The numerous murals, upholsteries as well as staff uniforms are created in close collaboration with Academy Award-nominated set decorator Kerrie Brown. Most prominent is the moody amalgamation of rich florals in her You Crack Me Up design on the ground floor. It perfectly complements what is, perhaps, the most outré element of the property, Roberts’ oddball mix of knick-knacks she had christened “The Cabinet of Curiosities”. Located in the foyer, it’s primed to give guests an inkling of the playful approach Ovolo Inchcolm has taken to celebrate the site’s heritage. Bowie-printed dinner plates, felt Lamingtons, aluminium flower sculptures and, even old medical prescriptions from local physicians populate it. Gabriel has also left many of the building’s
existing components behind. The silky panels aside, nothing celebrates its history more than the original Otis Elevator that sits in the heart of the hotel. Shipped in from New York back in 1928, it’s been restored with a new motor for another generation of use.
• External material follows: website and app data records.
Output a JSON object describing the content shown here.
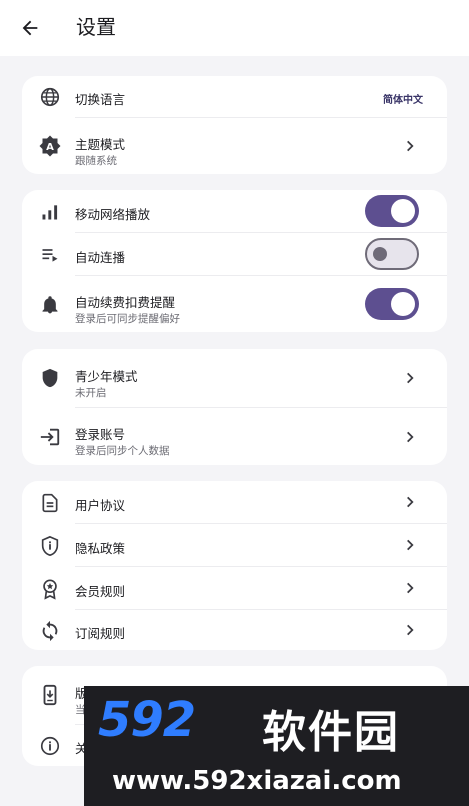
{
  "header": {
    "title": "设置"
  },
  "group1": {
    "language": {
      "title": "切换语言",
      "value": "简体中文"
    },
    "theme": {
      "title": "主题模式",
      "subtitle": "跟随系统"
    }
  },
  "group2": {
    "mobile_network": {
      "title": "移动网络播放",
      "state": "on"
    },
    "autoplay": {
      "title": "自动连播",
      "state": "off"
    },
    "renewal": {
      "title": "自动续费扣费提醒",
      "subtitle": "登录后可同步提醒偏好",
      "state": "on"
    }
  },
  "group3": {
    "youth": {
      "title": "青少年模式",
      "subtitle": "未开启"
    },
    "login": {
      "title": "登录账号",
      "subtitle": "登录后同步个人数据"
    }
  },
  "group4": {
    "user_agreement": {
      "title": "用户协议"
    },
    "privacy": {
      "title": "隐私政策"
    },
    "member_rules": {
      "title": "会员规则"
    },
    "subscription_rules": {
      "title": "订阅规则"
    }
  },
  "group5": {
    "version": {
      "title": "版本更新",
      "subtitle": "当"
    },
    "about": {
      "title": "关"
    }
  },
  "watermark": {
    "logo": "592",
    "cn": "软件园",
    "url": "www.592xiazai.com"
  },
  "colors": {
    "accent": "#5d4f90",
    "background": "#f4f4f7",
    "card": "#ffffff"
  }
}
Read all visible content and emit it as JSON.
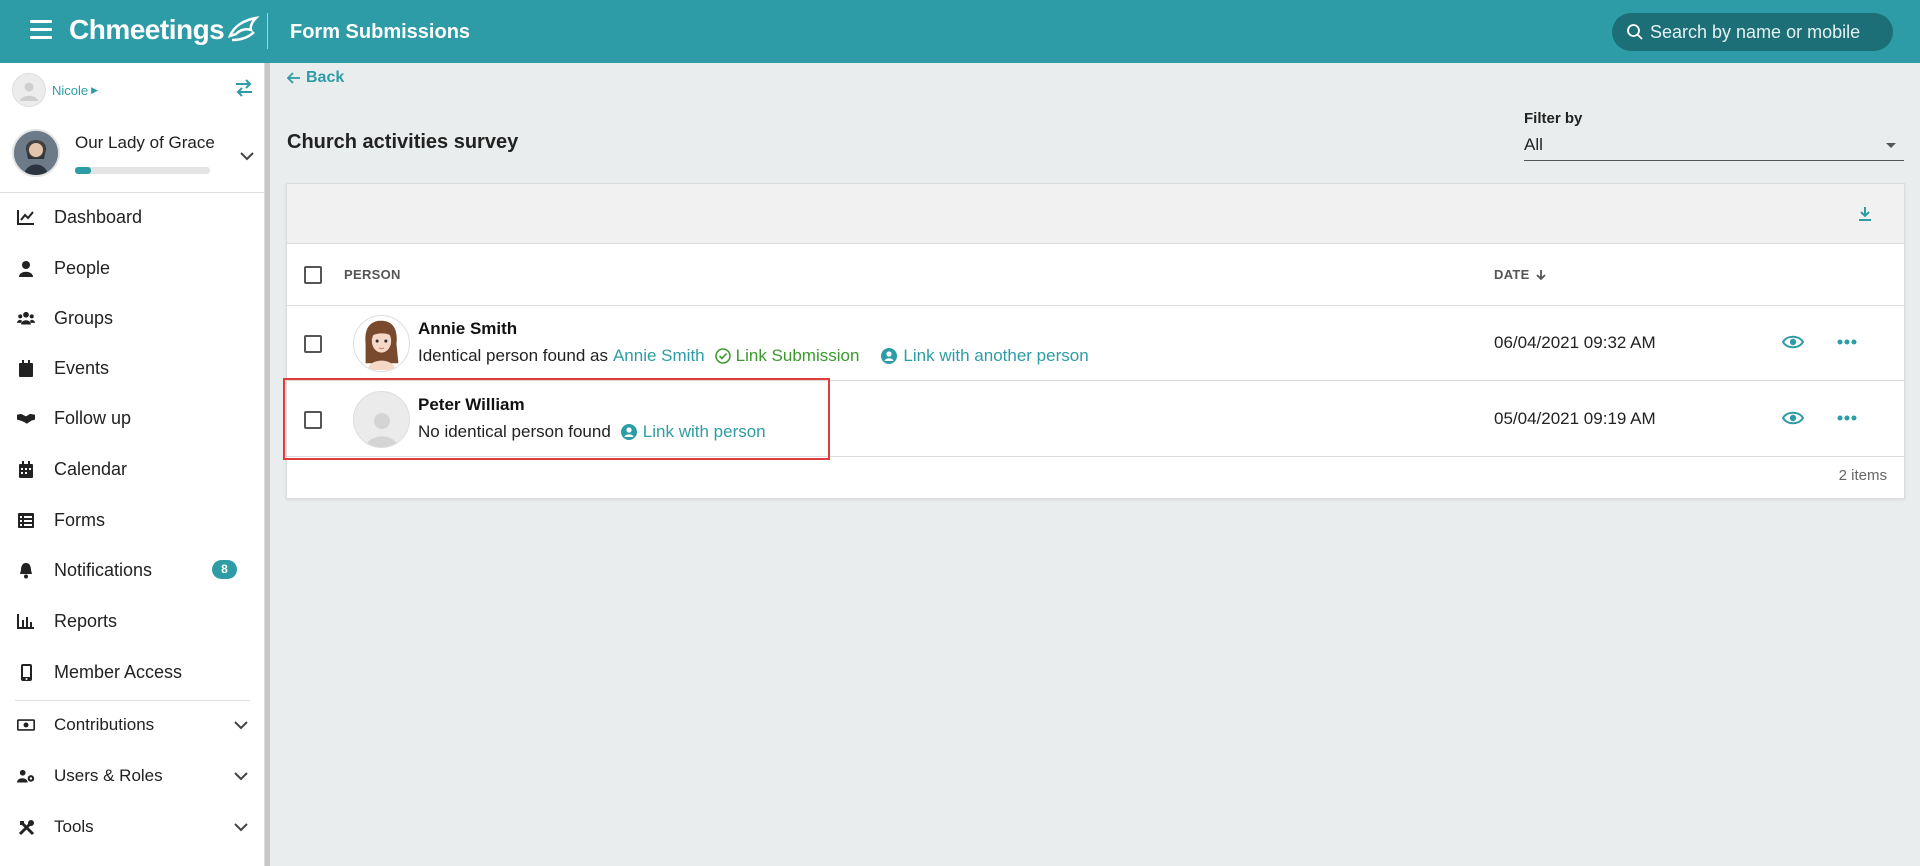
{
  "app": {
    "logo_text": "Chmeetings",
    "page_title": "Form Submissions",
    "brand_color": "#2e9ca6"
  },
  "search": {
    "placeholder": "Search by name or mobile"
  },
  "sidebar": {
    "user_name": "Nicole",
    "church_name": "Our Lady of Grace",
    "church_progress": 0.12,
    "items": [
      {
        "label": "Dashboard",
        "icon": "chart-line-icon"
      },
      {
        "label": "People",
        "icon": "person-icon"
      },
      {
        "label": "Groups",
        "icon": "users-icon"
      },
      {
        "label": "Events",
        "icon": "calendar-block-icon"
      },
      {
        "label": "Follow up",
        "icon": "handshake-icon"
      },
      {
        "label": "Calendar",
        "icon": "calendar-icon"
      },
      {
        "label": "Forms",
        "icon": "list-icon"
      },
      {
        "label": "Notifications",
        "icon": "bell-icon",
        "badge": "8"
      },
      {
        "label": "Reports",
        "icon": "bar-chart-icon"
      },
      {
        "label": "Member Access",
        "icon": "mobile-icon"
      },
      {
        "label": "Contributions",
        "icon": "money-icon"
      },
      {
        "label": "Users & Roles",
        "icon": "users-cog-icon"
      },
      {
        "label": "Tools",
        "icon": "tools-icon"
      }
    ]
  },
  "main": {
    "back_label": "Back",
    "survey_title": "Church activities survey",
    "filter": {
      "label": "Filter by",
      "value": "All"
    },
    "table": {
      "columns": [
        "PERSON",
        "DATE"
      ],
      "rows": [
        {
          "name": "Annie Smith",
          "detail_prefix": "Identical person found as",
          "matched_name": "Annie Smith",
          "link_submission": "Link Submission",
          "link_action": "Link with another person",
          "date": "06/04/2021 09:32 AM"
        },
        {
          "name": "Peter William",
          "detail_prefix": "No identical person found",
          "link_action": "Link with person",
          "date": "05/04/2021 09:19 AM"
        }
      ],
      "items_count": "2 items"
    }
  }
}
Yet, the rooms stand distinct with a lighter ambience, dressed in white walls and sporting a cleaner, contemporary look. High-tech additions, including electric blinds, in-room ipad and Alexa that’s ever ready to play guests’ favourite tunes on demand (and more), join Fehily’s curated range of exuberant, avantgarde artworks. Think modern artists, such as Jose Romussi,
Mr. Brainwash and Neon Pear, plus photography-based oeuvres from Enrique Rottenberg. “The artworks, both experimental and aspirational, exude a freedom of expression and artistic passion. There are pieces that tell it exactly how it is and those from which guests will take away their own meaning,” says Fehily.
One subtle detail links the rooms to the public spaces; the aforementioned interplay between new and old. Roberts’ expert use of bespoke furnishing in bold colours may downplay the Georgian elements but does not take away from it. Instead, it’s the lush colour scheme that intrinsically draws guests back to the darker mood downstairs, which celebrates the building’s style, albeit with an Ovolo touch. Likewise, the unique floor plan of each room quietly hints at their former function in the surgeon’s practice. Room 103 was the waiting and examination room, while its split-level loft was actually an extension during its first renovation (date unknown). The latter, surprisingly, played into the team’s cards, and offers floor-to-ceiling views of Brisbane’s skyline.
Its restaurant, Salon de Co, is no different. Defined similarly by dark walls, parquetry floors and towering shelves teeming with books and oddities, it emulates a Parisian salon that’ll make even Gertrude Stein proud. The accompanying bar is brimming with artisan spirits and wines for cocktails that are inspired by the social and artistic cultures from the twenties, thirties and forties. The dishes, however, are modern Australian, courtesy of chef Andy Ashby (who trained under Peter Gilmore and Nelly Robinson). You’ve got Maremma free-range duck with fennel jam, Coffin Bay oysters topped with pomelo and yuzu, plus wattleseed (edible seeds from Australian acacia) in a chocolate lamington for dessert.
Calling Ovolo Inchcolm intriguing is an understatement. It beckons travellers to seek respite and, at the same time, guide them on a different sort of adventure in the city. No longer is it an otherwise forgotten relic of Brisbane’s history, but an enthralling destination putting Wickham Terrace on any frequent flyer’s agenda.
The Cabinet of Curiosities features an oddball mix of knickknacks, which includes Bowie-printed dinner plates, old medical prescriptions and film cameras.The interiors plays on the concept of new versus old by juxtaposing contemporary furnishings against the building’s original silky panels.
While the restaurant, Salon de Co, follows a similar design, it emulates the convival vibes of a Parisian salon. Famed set decorator Kerrie Brown was commissioned to design the many floral murals, upholsteries and staff uniforms to complete the Ovolo Inchcolm’s otherworldly concept.
The rooms employ a lighter ambience while still interplaying new and old elements to intrigue guests.
Towering shelves of oddities, such as books, sculptures and a singular bowling pin, can be found in Salon de Co.